Dr. Nora S. Newcombe: Many people feel strongly that they like to learn some ways more than other ways. I think they may be right sometimes about what works for them, but not always. A particularly dangerous idea is that if you don’t like something or think you aren’t good at it, you should avoid it. Now that we know you can improve, it is sensible to say that we should all at least try to be well-rounded. It’s like eating. You may really and truly not like vinegar or artichokes, but you don’t really know until you’ve tried them. You might become an artichoke lover!

CSC: Is there one publication above all others that you might recommend for an enthusiastic education advocate or parent interested in learning differences? We’d like to know about something that isn’t wholly academic, but is still solid in its research and selection of content.

Dr. Newcombe: I would recommend another article in the American Educator. It’s by Dr. Daniel Willingham at the University of Virginia, whose Ask the Cognitive Scientist columns provide a wonderfully accurate and accessible account of what educators should know about cognitive science research. See

CSC: What advice would you give to a new elementary teacher who feels determined to “do it all,” yet likewise overwhelmed by the diverse needs presented by the children in any one given classroom?

Dr. Newcombe: I have never been a classroom teacher, but the teachers I know and admire all seem to me to be good at setting goals for themselves, starting with the basics of simple and solid and engaging classes and sensitive interaction with young children. In the longer run, they work on adding nuances and wrinkles. As with many things, it’s good to keep things simple at first, and proceed day by day.

CSC: We’re curious about your personal interest in education advocacy and spatial learning in particular. What draws you to focus on these things and how have you seen children in your own family struggle or succeed in today’s educational environments?

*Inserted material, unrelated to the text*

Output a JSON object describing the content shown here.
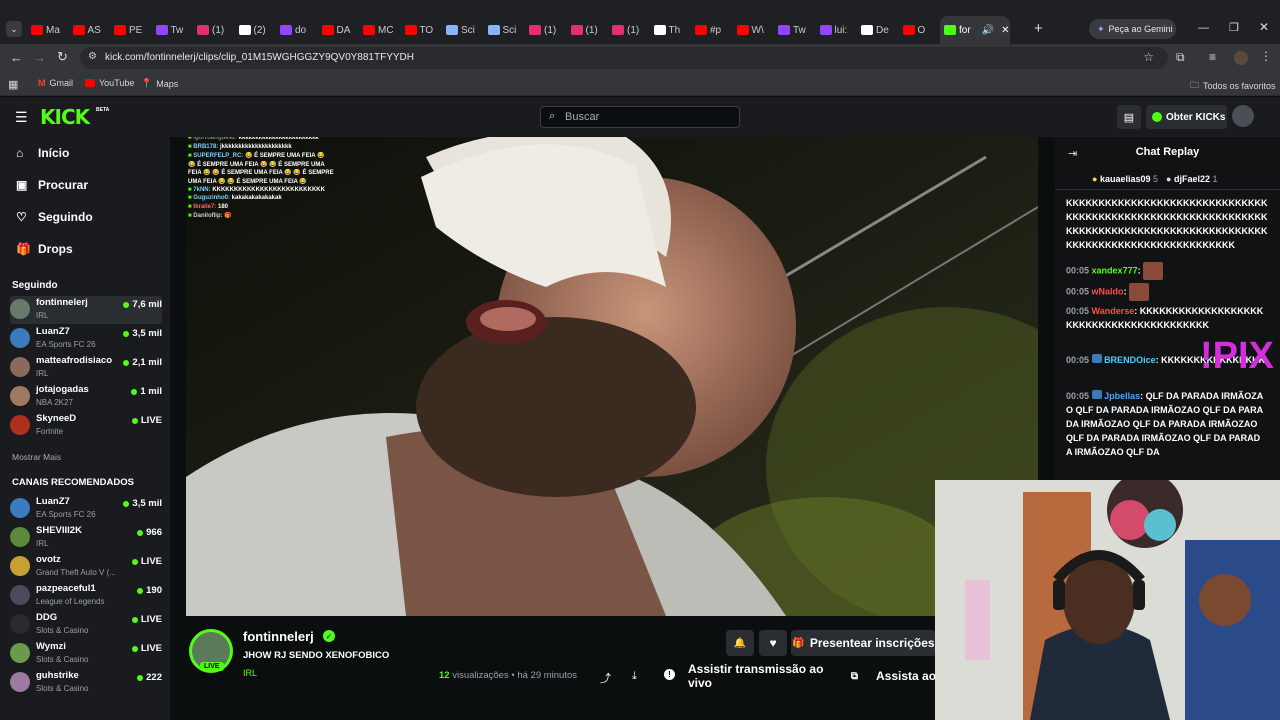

Dr. Newcombe: My interests are based on my love of science and math. I like to look at maps and graphs and diagrams, and I love visual art too. I just want to spread my passion because I think other people may enjoy (and benefit from) this way of thinking too.